These columns I produce every week for Stabroek News are fun to write and fun, also, for the feedback they generate.
Some days, in fact most days, the barrage of distressing news on the pages of our daily newspapers is enough to cause despair if not clinical depression.
I love mutton curry. From the first time I sampled it at an Indian wedding on the East Coast donkey years ago, I was hooked; you can keep your chicken and even your hassar.
Most of the time, people appear in your life almost as in a passing parade, they come and they go.
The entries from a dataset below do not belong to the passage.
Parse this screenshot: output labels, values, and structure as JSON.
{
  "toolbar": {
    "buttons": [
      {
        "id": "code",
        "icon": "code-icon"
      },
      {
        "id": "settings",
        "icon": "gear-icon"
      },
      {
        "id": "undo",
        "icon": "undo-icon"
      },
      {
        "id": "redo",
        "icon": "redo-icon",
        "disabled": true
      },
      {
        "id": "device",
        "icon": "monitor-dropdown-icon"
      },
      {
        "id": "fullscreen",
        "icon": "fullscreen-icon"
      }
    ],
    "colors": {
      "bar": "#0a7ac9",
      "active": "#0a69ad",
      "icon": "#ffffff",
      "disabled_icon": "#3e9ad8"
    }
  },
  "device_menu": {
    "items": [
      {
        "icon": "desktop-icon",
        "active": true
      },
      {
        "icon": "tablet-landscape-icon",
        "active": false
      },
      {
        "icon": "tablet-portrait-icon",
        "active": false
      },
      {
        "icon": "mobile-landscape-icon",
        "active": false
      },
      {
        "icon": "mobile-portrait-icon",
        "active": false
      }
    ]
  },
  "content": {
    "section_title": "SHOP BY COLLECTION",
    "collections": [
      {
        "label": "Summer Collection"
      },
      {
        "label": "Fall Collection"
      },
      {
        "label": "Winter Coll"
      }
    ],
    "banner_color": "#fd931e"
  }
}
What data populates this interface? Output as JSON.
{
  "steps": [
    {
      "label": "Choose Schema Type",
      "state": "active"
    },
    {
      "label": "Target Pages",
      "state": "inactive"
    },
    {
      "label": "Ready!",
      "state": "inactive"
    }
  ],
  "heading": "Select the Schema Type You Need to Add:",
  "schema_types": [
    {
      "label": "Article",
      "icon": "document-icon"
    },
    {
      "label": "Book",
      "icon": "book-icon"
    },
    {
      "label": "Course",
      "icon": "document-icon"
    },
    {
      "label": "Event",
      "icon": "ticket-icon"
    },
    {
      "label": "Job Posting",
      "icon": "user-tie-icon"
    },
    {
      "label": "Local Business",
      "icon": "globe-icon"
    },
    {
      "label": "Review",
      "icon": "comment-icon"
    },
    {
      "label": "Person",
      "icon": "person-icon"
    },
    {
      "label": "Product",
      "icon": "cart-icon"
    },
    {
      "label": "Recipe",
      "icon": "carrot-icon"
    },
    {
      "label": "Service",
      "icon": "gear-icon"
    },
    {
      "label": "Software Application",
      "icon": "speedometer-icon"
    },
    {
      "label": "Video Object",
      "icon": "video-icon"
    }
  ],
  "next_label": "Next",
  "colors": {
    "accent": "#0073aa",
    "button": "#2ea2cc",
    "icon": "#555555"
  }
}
Recently I spent two days in Florida, two days in New Jersey and five days in Maine, mostly just travelling about, noticing Uncle Sam’s ways, reflecting on back home ways, eating some good food, checking out the fall colours in the leaves – in other words, essentially down time.
Visitors getting into a car in Guyana for the first time are often left shocked, perhaps even stunned, by our driving habits.
Ideas for ‘So It Go’ columns come from anywhere and everywhere. Recently, for example, I met Bernard Fernandes, a musician/teacher, born in Guyana, raised in Trinidad, now based in Canada, and in the course of several email exchanges, he was curious about what would be some of my favourite calypsos.
It’s probably impossible to start with a digression – a digression means you’re departing from something that has already begun – but allow me to infuriate somebody by starting with a digression anyway (creative licence), and here it is: I hate the term ‘remigrant’; it sounds like a concept in a sociology paper, or some species of wandering fish.
Last week, in a column entitled ‘Knowing the Fine Fine,’ I made the point that to know any society, including this one, you had to remain imbedded in it for a long time, and that therefore when resident Guyanese tell expatriate Guyanese that they “don’t understand Guyana,” the comment is accurate.
Usually it’s clear where I’m going when I start off one of these columns, but sometimes I start out one place which leads to somewhere else; today is one of the latter.
Sometimes you meet a person, and you mesh instantly. It was like that with a man named Ormand Panton I met in Grand Cayman many years ago.
I was born at Hague and spent the very early part of my life there, but in my teenage years the Martins family lived at New Road, Vreed-en-Hoop.
In a recent column, where I referred to some of the differences between living in Guyana and living outside, space limitations prevented me from mentioning an importance difference – marketing.
I call him “Kraws” but you know him as Ken Corsbie, Guyana’s premier storyteller/comedian who celebrated his 80th birthday recently, and I’m touched that so many of you got in touch with him on that occasion.